A blog by runners. For runners.

Off season for runners: take a break from running

take a break from runningI once heard the key to a long, successful running career was knowing when to take it easy. One easy run per week, one easy week per month, and one easy month per year. During these runs, runners shouldn’t focus on distance or pace. Their only goal should be … well, taking it easy.

Most of us have no problem with one easy run each week and one easy week each month — heck the majority of training plans call for cut back weeks every month or so. But an entire easy month? That’s crazy talk.

It’s true though, all athletes – including runners – can benefit from an “off season”. Taking time off from training can heal both the mind and body. However, staying fit in the off season is often easier said than done.

It’s important to get adequate rest so your body can recover from months of grueling workouts. But it’s also crucial to maintain a high level of fitness so you don’t lose the valuable gains you worked so hard for throughout training. Basically, there’s a thin line between running too much and not running enough.

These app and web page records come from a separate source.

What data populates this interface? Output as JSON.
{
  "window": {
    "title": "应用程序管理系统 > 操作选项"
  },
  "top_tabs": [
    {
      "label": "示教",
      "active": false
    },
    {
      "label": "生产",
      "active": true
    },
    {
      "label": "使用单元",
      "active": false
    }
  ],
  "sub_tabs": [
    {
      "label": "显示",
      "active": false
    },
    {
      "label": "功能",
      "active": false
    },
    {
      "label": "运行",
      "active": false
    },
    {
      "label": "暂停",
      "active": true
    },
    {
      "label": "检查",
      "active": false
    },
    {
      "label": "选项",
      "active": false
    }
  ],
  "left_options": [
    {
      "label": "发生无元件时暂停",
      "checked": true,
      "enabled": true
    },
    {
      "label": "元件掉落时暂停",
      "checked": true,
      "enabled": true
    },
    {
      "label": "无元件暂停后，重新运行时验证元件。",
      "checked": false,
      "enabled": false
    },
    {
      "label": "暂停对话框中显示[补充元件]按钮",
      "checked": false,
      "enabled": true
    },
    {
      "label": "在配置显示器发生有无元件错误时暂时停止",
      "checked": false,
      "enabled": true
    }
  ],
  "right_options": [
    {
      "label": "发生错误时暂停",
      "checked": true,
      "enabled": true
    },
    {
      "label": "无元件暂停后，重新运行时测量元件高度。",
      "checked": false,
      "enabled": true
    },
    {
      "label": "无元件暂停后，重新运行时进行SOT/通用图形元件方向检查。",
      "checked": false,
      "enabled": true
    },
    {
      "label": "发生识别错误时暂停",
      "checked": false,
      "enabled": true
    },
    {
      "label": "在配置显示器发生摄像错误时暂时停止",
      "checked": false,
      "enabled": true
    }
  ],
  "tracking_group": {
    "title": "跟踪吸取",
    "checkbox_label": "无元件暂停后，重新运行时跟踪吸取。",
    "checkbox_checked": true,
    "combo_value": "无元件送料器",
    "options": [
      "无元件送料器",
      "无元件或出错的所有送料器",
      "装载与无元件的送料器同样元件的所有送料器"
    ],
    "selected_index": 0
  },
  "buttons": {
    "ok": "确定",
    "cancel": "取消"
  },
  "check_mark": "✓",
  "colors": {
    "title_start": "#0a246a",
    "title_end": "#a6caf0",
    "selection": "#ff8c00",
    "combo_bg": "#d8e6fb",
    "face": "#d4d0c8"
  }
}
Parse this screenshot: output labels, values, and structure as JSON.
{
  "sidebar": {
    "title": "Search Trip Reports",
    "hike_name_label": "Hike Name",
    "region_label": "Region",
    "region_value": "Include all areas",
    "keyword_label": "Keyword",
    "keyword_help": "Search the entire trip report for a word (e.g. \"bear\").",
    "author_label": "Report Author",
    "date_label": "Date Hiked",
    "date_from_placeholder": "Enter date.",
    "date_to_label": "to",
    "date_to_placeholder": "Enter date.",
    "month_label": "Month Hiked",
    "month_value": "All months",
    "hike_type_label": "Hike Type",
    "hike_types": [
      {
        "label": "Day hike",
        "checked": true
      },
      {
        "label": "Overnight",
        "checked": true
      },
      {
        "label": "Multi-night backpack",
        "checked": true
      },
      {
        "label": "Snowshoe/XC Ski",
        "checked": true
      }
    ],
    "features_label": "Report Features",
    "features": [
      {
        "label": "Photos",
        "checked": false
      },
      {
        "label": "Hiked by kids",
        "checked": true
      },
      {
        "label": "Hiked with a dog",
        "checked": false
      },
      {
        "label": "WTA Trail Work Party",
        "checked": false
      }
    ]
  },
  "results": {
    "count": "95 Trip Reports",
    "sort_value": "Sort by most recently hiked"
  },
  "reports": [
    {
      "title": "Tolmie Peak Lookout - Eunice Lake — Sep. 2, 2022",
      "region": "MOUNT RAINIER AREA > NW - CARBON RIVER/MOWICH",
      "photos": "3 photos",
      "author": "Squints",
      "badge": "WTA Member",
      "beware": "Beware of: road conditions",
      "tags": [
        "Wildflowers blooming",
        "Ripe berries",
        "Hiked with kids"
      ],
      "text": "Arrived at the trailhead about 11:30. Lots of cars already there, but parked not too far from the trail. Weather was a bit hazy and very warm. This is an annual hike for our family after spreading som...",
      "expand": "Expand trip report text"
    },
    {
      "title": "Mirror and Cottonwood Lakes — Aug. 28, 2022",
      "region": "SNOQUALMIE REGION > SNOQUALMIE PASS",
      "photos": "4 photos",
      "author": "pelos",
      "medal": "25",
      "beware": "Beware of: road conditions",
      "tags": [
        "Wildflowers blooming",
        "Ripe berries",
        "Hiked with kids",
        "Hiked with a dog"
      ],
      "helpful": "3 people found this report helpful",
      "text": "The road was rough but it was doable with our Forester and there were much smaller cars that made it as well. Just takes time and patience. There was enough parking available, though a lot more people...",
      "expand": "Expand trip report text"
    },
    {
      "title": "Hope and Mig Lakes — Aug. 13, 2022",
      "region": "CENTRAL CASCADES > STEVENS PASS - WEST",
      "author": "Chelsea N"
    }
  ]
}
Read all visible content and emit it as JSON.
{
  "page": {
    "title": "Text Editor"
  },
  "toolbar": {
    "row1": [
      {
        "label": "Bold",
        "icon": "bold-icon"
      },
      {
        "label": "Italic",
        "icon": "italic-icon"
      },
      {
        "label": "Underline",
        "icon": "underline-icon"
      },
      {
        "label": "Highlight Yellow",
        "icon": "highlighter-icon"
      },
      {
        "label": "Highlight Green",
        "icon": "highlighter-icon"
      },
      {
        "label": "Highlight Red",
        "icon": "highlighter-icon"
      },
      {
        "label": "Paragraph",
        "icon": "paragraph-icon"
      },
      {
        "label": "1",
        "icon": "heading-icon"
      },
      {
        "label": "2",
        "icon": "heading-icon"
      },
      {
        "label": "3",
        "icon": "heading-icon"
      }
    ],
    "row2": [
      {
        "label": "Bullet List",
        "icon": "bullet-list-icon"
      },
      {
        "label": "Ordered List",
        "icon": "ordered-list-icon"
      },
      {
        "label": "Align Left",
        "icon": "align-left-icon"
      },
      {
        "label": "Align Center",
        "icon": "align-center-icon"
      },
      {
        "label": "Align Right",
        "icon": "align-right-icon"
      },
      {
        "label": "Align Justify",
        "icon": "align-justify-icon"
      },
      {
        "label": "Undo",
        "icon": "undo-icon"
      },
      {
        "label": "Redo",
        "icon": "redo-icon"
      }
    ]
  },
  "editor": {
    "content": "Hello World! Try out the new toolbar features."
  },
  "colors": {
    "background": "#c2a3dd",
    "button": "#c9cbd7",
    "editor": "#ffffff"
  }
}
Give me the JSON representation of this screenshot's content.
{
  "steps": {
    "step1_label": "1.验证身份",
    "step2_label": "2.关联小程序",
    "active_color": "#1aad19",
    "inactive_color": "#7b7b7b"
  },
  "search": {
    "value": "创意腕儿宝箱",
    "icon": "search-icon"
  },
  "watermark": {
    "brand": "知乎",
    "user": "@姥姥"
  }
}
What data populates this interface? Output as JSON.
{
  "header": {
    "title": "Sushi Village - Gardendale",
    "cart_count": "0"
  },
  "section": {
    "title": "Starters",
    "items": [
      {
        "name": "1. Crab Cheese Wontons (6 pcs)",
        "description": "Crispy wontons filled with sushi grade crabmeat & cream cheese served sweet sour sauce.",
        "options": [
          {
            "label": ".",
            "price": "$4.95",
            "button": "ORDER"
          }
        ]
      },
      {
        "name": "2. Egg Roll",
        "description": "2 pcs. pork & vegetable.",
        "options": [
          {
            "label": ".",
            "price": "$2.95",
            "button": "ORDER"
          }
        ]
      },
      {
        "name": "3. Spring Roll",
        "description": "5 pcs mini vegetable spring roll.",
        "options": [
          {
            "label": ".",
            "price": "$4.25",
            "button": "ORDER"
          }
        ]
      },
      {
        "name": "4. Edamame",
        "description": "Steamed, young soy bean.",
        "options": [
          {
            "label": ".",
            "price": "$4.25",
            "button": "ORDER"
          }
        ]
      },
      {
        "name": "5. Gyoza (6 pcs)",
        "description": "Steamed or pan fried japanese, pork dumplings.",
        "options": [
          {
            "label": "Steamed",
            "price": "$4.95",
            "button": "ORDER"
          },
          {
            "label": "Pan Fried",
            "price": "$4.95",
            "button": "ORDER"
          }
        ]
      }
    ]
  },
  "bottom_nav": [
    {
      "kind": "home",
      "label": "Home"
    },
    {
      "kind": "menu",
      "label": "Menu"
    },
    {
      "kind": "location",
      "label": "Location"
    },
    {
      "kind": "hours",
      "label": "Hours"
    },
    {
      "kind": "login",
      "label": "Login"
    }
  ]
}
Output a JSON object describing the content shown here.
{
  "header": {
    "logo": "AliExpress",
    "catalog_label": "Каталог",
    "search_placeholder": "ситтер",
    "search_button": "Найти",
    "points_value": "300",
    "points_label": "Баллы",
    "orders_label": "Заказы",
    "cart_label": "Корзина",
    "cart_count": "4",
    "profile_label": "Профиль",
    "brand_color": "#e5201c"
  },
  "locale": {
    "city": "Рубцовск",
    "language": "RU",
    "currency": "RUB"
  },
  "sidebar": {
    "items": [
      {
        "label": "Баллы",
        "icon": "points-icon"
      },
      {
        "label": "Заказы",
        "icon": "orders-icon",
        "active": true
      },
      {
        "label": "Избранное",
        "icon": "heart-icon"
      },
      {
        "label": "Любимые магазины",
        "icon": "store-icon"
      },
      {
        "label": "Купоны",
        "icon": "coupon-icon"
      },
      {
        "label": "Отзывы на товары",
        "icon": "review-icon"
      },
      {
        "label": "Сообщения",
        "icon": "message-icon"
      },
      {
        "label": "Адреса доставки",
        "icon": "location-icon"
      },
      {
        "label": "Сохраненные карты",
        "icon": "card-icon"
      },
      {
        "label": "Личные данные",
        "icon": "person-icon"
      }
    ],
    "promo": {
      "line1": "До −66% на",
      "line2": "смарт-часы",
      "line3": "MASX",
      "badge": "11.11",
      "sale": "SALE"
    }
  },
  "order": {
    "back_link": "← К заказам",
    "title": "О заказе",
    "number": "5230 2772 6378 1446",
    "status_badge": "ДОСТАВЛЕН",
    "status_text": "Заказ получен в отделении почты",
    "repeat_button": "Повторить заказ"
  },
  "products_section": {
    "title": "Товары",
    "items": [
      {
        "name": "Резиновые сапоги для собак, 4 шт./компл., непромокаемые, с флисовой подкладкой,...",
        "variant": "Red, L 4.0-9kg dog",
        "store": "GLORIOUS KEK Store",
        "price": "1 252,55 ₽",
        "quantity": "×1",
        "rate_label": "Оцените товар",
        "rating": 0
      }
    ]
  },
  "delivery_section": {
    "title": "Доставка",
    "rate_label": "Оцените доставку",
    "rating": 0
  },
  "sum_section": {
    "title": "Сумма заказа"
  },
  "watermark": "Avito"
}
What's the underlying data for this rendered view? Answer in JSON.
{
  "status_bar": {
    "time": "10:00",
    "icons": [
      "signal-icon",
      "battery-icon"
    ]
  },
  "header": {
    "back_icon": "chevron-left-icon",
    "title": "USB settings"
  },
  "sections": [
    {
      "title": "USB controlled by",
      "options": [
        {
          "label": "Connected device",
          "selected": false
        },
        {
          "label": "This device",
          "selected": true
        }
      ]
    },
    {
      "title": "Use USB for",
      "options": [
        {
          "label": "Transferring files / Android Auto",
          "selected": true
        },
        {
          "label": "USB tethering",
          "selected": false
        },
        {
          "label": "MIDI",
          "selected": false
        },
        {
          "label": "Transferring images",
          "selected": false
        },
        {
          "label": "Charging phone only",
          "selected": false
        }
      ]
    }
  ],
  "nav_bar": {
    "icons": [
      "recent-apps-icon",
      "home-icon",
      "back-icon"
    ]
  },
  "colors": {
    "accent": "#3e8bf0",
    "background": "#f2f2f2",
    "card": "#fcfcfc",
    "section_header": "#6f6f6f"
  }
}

These tips can help you strike the balance for off season success:

  • First, rest. Take some time off from running. If you just ran a marathon or an ultra, you may need to take an entire week or two off. Listen to your body and don’t run again until you’re fully recovered. If you have an injury, you may need even more time off. Easing back into running will only help you in the long term.
  • Reduce your weekly mileage, but keep running enough that you have a solid base. If you’re in between marathon training seasons, running 15-20 miles per week should be enough to keep you fit but not enough that you overdo it.
  • Keep long runs short. During this break, you’ll want to keep up your endurance but not overdo it so much that you burn out. Do one long run every week or two. Remember “long” just means anything that’s longer than your other workouts that week. If you regularly run 4 and 5-milers, a long run of 8 miles is plenty.
  • Rethink speedwork. You can skip the tempo runs and mile repeats, but you’ll want to pick up the pace now and again so you don’t lose all of your speed. Doing regular, short interval runs can help keep you fast.
  • Focus on strength training. We runners have a habit of letting weight lifting fall by the wayside during training. Which means now is the perfect time to hit the weight room. Taking the time to build stronger muscles now may equal faster race times down the road.
  • Get cross-training. We all have activities we’ve been dying to try, but when we eat, sleep, and breathe marathon training, there is never any time. Go ahead and try a Barre class or check out the new cycling gym in town.

Above all, the off season is time to reflect on your last round of training. Review what went right and what went wrong. Note your strengths and weakness. Ask yourself what aspects of training you enjoyed and which ones you disliked. Reflection can help you determine how to train next time around.

Tell us, do you take an off season? How many days do you usually take off from running after a big race?

Written by Jen Matz.